The authorities of ministries and other agencies are clearly specified at legislative and sub legislative levels, both in general terms and in relation to specific phenomena causing potential emergencies. 

The legislation of RA specifies the competences of the republican authorized executive agency in the sphere of emergencies: The Ministry of Emergency Situations (MES) and the powers of its subordinate agencies. This provides an almost full coverage of the framework for emergency prevention, mitigation and recovery. 

The activities and powers of regional authorities are fully and clearly specified. For prompt and efficient emergency management, mitigation and recovery, the right to give direct instructions to regional sub-divisions of republican executive agencies has been reserved to regional authorities by laws and sub legislation acts. 

The diagram below demonstrates that the united system of disaster management (DM) includes republican and regional government agencies, local self-government bodies, enterprises, institutions and organizations, as well as non-governmental organizations.
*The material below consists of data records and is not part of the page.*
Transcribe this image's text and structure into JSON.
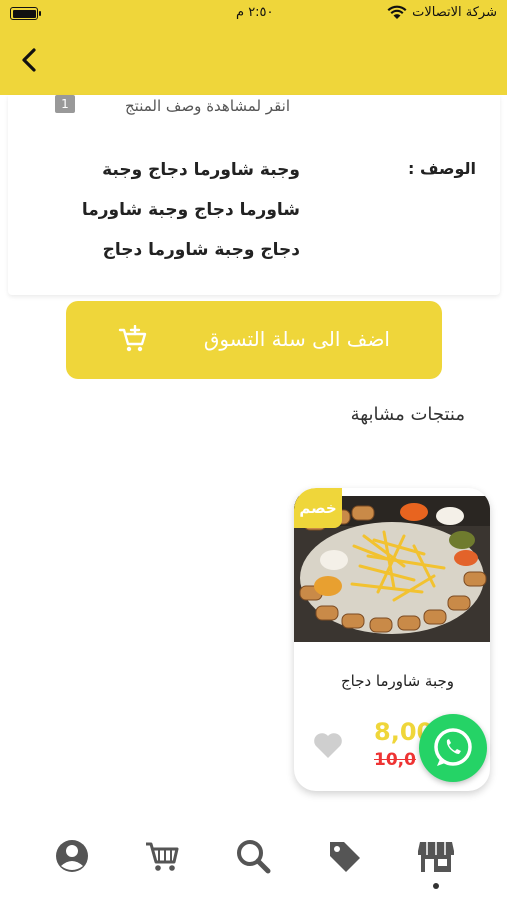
{
  "status_bar": {
    "carrier": "شركة الاتصالات",
    "time": "٢:٥٠ م"
  },
  "description": {
    "tap_hint": "انقر لمشاهدة وصف المنتج",
    "tap_badge": "1",
    "label": "الوصف :",
    "text": "وجبة شاورما دجاج وجبة شاورما دجاج وجبة شاورما دجاج وجبة شاورما دجاج"
  },
  "add_to_cart": {
    "label": "اضف الى سلة التسوق",
    "icon": "cart-plus-icon"
  },
  "similar": {
    "title": "منتجات مشابهة",
    "products": [
      {
        "badge": "خصم",
        "name": "وجبة شاورما دجاج",
        "price_new": "8,00",
        "price_old": "10,0"
      }
    ]
  },
  "bottom_nav": {
    "items": [
      "profile-icon",
      "cart-icon",
      "search-icon",
      "tag-icon",
      "store-icon"
    ],
    "active": "store-icon"
  },
  "colors": {
    "accent": "#efd63a",
    "old_price": "#ee3333",
    "whatsapp": "#25d366"
  }
}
The main purpose of the system is protection of population in the whole country through legal and organizational complex activities. 

For more information on Armenia Government and Humanitarian capacity for emergency response, please see the following document: Armenia Capacity for In-Country Emergency Response 

For information on Armenia Government Contact details, please see the following link: 4.1 Armenia Government Contact List


UNDP Disaster Management Team (DMT) co-chairs Donor Coordination group on disaster management with the Ministry of Emergency Situations since 2008; as of March 2009, this group was merged with the Disaster Management Team (DMT), chaired by the UN Resident Coordinator and comprising of all UN agencies, Ministry of ES /Rescue Service, Armenian Red Cross, interested donor agencies and international and local NGOs. 

While the focus of the DMT is on disaster preparedness and response, it also provides room for programmatic discussions, and thus is considered the only coordination and information exchange forum in the area of disaster management. Cooperation Agreement between ARS and the UN DMT signed in October 2007 on defining roles and responsibilities of both UN DMT and the ARS in two phases: preparedness and actual emergency.